"Mmhn" The men nodded in agreement. "We get your point."
My father delivered his long lecture, his area of specialty but all the while my gaze never left the man just as his hands never Ieft his beards.
So these are the hands that would knead me in the dead of the night like pounded yam, I thought. The same hands that would hit me if I became uncontrollable. Are these the arrogant eyes that would watch over me, my goings and comings, the face my children would take a semblance to? This half-man, half-hipster would lord it over me? I shook my head.
"My son has always been at the city apprenticing for his uncle but last month his uncle established him and he branched out. He came in few days ago and I believe he has found what he came for."
"So son, what exactly do you do?" Father asked.
"Importation and exportation."
"Mmmmm,' my father's mouth watered, 'that's impressive. You must be very industrious."
"We give God all the credit." He replied. What a modest man! I thought.
"Mgbeke, you can go now, let the men discuss."
As I arose I became overtly conscious of myself, I felt their eyes were boring holes in my backside. As if on cue, the other man said, "Ah, those hips were made for the birthing of sons." Till this day I can still hear their raucous laughter, that kind of laughter that triggers your own laughter.
So I was leaving… no I was being given away and would be sent back if I misbehaved. One would not call this leaving for one left willing, on her own accord. I was being traded for with a goat, stock fish, bags of rice, tubers of yam, cartons of milk and tin tomatoes…just name it.
(Excerpt from 'A Certain Kind Of Treasure', a story that appeared in The Kalahari Review http://bit.ly/153Q9IU)
Monday, July 22, 2013
May they forget their drivers' licences
May they carry overload
And may they over speed.
May their cars have no inner lights
May there be thick hold-up
May they have some loose change
To slip into my fingers.
Let there be no robbery scene
I have no energy to pursue
No hit and run driver
I have no time to investigate.
But let there be a generous tip
Let me catch a drunken driver
Let there be a thick hold-up
Today I need some loose change.
Saturday, July 20, 2013
Then this hoary man drags little Amina to his dark room....
He takes off his clothes and his pouch droops and he takes hers off...no, he's not that romantic. He orders her to take hers off and he leads her to the bed...
And his old stalwart penis stabs her and stabs her and stabs her....
And the song that plays in the background as her vulva weeps blood and her eyes bleed tears is K'naan's "Waving flag".
Tuesday, July 9, 2013
Tuesday, June 25, 2013
Friday, June 21, 2013
Saturday, June 15, 2013
(image courtesy www.weekinbehia.com)
Monday, June 10, 2013
Friday, June 7, 2013
For I looked outside my window and I observed two dogs licking each other's lips, taking time to smell each other's bottom.

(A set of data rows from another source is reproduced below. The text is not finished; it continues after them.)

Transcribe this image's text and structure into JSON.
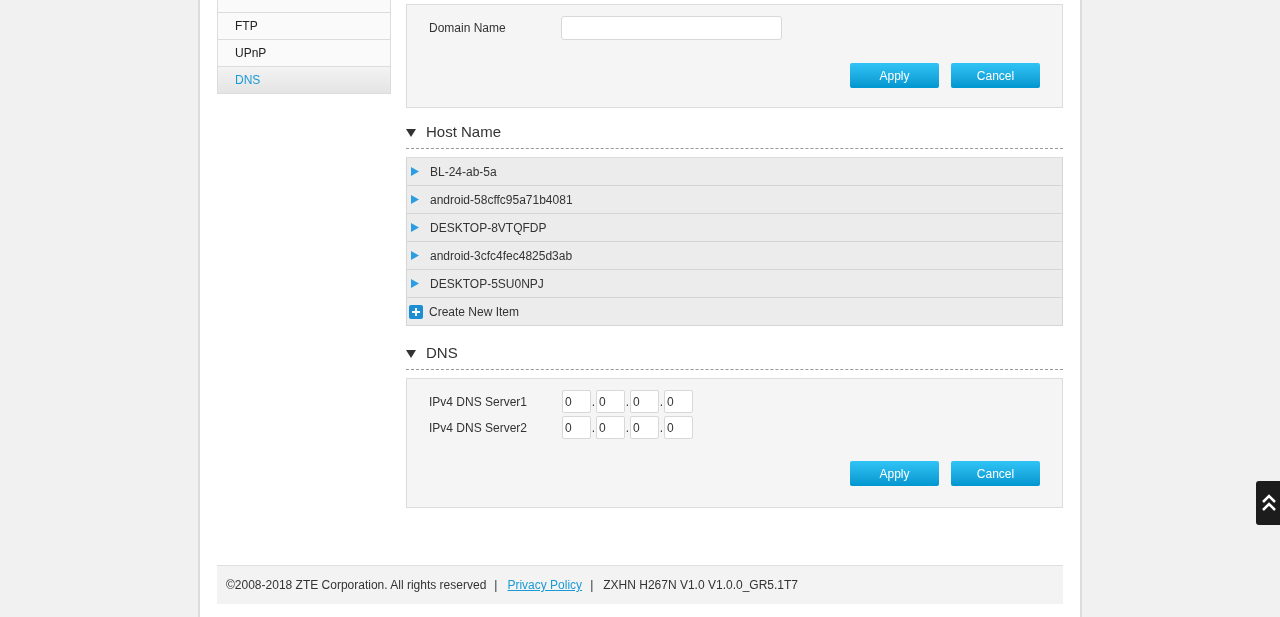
{
  "sidebar": {
    "items": [
      {
        "label": "FTP",
        "selected": false
      },
      {
        "label": "UPnP",
        "selected": false
      },
      {
        "label": "DNS",
        "selected": true
      }
    ]
  },
  "domain_panel": {
    "label": "Domain Name",
    "buttons": [
      "Apply",
      "Cancel"
    ]
  },
  "host_name": {
    "title": "Host Name",
    "expanded": true,
    "items": [
      {
        "label": "BL-24-ab-5a"
      },
      {
        "label": "android-58cffc95a71b4081"
      },
      {
        "label": "DESKTOP-8VTQFDP"
      },
      {
        "label": "android-3cfc4fec4825d3ab"
      },
      {
        "label": "DESKTOP-5SU0NPJ"
      }
    ],
    "create_label": "Create New Item"
  },
  "dns": {
    "title": "DNS",
    "expanded": true,
    "octet_separator": ".",
    "servers": [
      {
        "label": "IPv4 DNS Server1",
        "octets": [
          "0",
          "0",
          "0",
          "0"
        ]
      },
      {
        "label": "IPv4 DNS Server2",
        "octets": [
          "0",
          "0",
          "0",
          "0"
        ]
      }
    ],
    "buttons": [
      "Apply",
      "Cancel"
    ]
  },
  "footer": {
    "copyright": "©2008-2018 ZTE Corporation. All rights reserved",
    "separator_1": "|",
    "link": "Privacy Policy",
    "separator_2": "|",
    "version": "ZXHN H267N V1.0 V1.0.0_GR5.1T7"
  }
}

I saw the seedy billy-goat mount the nanny-goat in plain view- they are so enraptured they do not deign to take cover, defying motorists and passers-by.
I saw the impassioned cockerel give the little hen a spirited chase.
If these beasts devoid of much reasoning know the throes of passion, then more is expected of men.
A love based only on the hinges of coitus and passion is missing the forest for the trees.
Sadly, I was alone in my discovery. It was too risqué to share with fellow playmates and too risky to confide in an adult. Prior to then, I thought boys only differed from me because they wore shorts to school and I, a gown. In class, I shared a bench with two boys- I sat between them- but after my discovery, I saw the boys in a different light. They piqued my curiosity and it was hard for me to keep up with the notion that they were ordinary playmates.